Prompt -
Take each line of the data that contains the string "Aces" and copy it.

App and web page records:
Content starts

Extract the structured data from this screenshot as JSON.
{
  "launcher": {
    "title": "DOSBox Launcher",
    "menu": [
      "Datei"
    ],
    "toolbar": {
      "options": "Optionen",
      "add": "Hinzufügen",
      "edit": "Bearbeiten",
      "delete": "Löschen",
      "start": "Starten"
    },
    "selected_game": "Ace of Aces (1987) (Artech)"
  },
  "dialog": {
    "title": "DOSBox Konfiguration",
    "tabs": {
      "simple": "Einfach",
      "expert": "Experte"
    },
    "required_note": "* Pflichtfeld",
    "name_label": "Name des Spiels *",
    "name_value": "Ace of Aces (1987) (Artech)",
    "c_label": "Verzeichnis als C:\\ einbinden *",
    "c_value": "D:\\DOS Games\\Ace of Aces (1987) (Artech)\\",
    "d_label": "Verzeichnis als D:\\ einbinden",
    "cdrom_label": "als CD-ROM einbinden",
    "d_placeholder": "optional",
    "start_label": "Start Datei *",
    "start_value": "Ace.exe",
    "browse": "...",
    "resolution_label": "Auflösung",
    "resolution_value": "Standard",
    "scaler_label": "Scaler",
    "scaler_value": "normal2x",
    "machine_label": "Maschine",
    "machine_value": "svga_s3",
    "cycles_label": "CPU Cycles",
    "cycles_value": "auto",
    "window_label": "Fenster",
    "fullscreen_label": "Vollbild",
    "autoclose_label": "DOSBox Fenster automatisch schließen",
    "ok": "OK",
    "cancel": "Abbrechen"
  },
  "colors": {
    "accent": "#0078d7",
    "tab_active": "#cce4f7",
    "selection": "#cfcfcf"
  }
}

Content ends

The completed task -
    "selected_game": "Ace of Aces (1987) (Artech)"
    "name_value": "Ace of Aces (1987) (Artech)",
    "c_value": "D:\\DOS Games\\Ace of Aces (1987) (Artech)\\",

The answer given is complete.